Forum continues conversation on student-learning assessment
By Joy Holster
ECU News Services
Grades don’t tell the whole story.
That fundamental principle, say top academic officials at East Carolina University, is driving a push to improve how faculty and staff assess student learning.
Effective assessment of student learning goes hand in hand with demonstrating accountability to a diverse audience deeply invested in how well the university meets student-learning outcomes, said David Weismiller, associate provost for Institutional Planning, Assessment and Research. He said the university is accountable to students, parents and faculty as well as the federal government, which contributes billions of dollars toward higher education.
Accountability also plays a role in whether the university receives reaffirmation of accreditation from SACS, the Southern Association of Colleges and Schools. ECU’s next SACS reaffirmation visit is scheduled for 2013.

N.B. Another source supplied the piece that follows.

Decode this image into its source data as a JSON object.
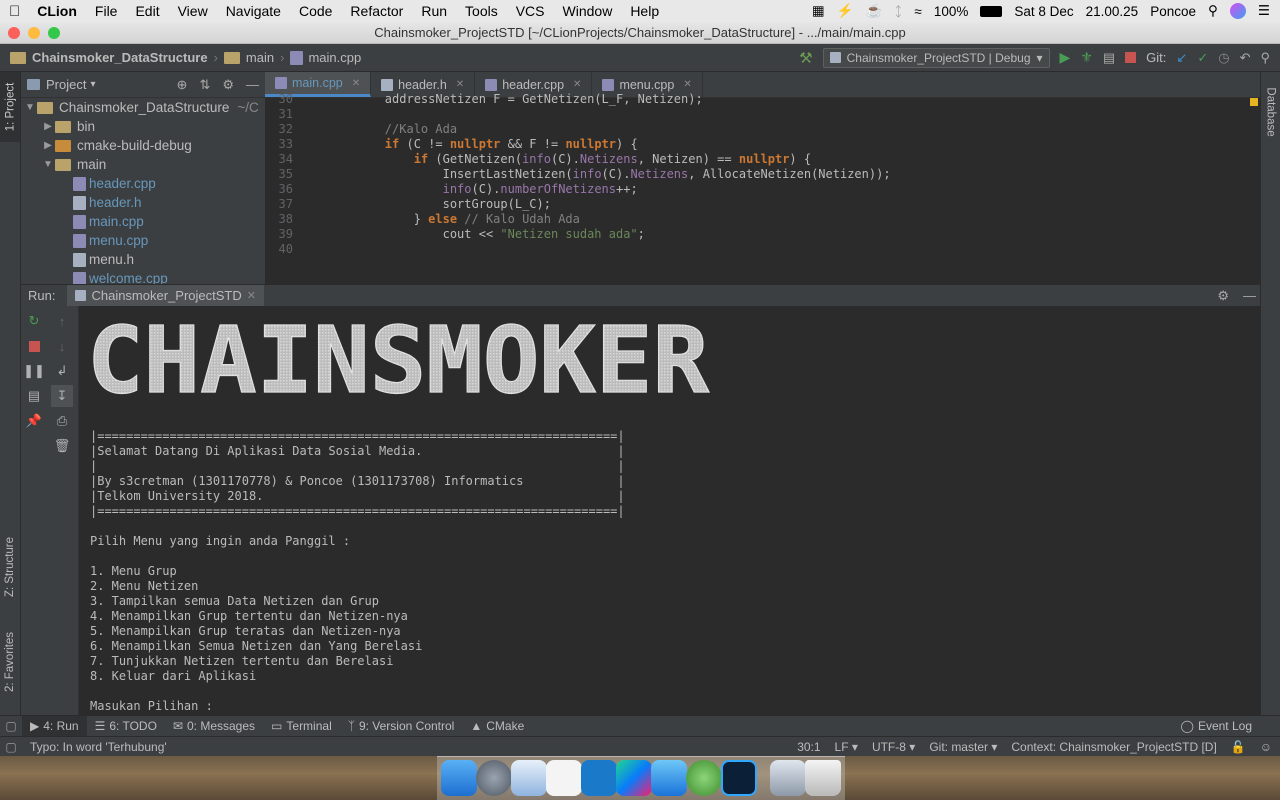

While reaffirmation of accreditation is critical, Weismiller said he expects faculty and staff at ECU will “set the bar higher for student success on our own, not just to meet external standards.”
“We should do this because we care, not because somebody’s coming to visit,” he said.
Setting the bar higher is at the center of an upcoming conversation on student-learning assessment – ECU Assessment Day, scheduled for 9 a.m. to 3:15 p.m. Sept. 23 at the East Carolina Heart Institute. Assessment Day features, among others, Belle Wheelan, president of the SACS Commission on College.
Wheelan is the first African American and the first woman to serve as SACS president. Her 30-year career includes roles in faculty, student services and campus administration as provost and college president. She holds a doctoral degree in educational administration from the University of Texas at Austin, a master’s in developmental education psychology from Louisiana State University and a bachelor’s degree from Trinity University in Texas.
Wheelan will also speak on assessment and accreditation at a meeting of the ECU Board of Trustees that day.
ECU Provost Marilyn Sheerer said that assessment “has always been a critical part of the academic environment. With today’s emphasis on accountability in the academy and the ever-increasing demand for use of assessment results in improving the learning environment, the Assessment Day event is one of utmost importance to us all.”
The university is striving toward what Weismiller terms a “mature assessment system,” which moves beyond acquisition of data. “Mature assessment is when we have the conversation about what the data means, what has been successful and how we take this information forward and use it to inform program decisions,” he said.
ECU has been focusing a concerted effort on assessment since about 2007, Weismiller said. Meetings with faculty identified a desire to continue the conversation, which led to development of the Assessment Day forum.
The forum will include presentations by assessment leaders on a national and university level, as well as examination of best practices at ECU through poster presentations and peer discussion. Faculty and staff can learn from experts and from each other, sharing best practices and gathering ideas from what has worked in other ECU units.
“Everything we do at East Carolina University should be about student success,” Weismiller said.
An A-minus or B-plus cannot adequately express student success. The grade does not show how well a student has learned to apply critical thinking, collaborate within a group or succeed in a leadership role. For that reason, assessment of student learning at East Carolina University extends well beyond a letter grade. It is an ongoing process in which faculty and staff consider best practices on how to obtain, evaluate and incorporate student-learning data into decisions that improve student learning, Weismiller said.
Sheerer noted that the focus of Assessment Day “will be on sharing – on understanding how we use data and are making changes in response to the evidence relative to student learning and learning outcomes.
“I encourage all who can to attend. It is that important,” Sheerer said.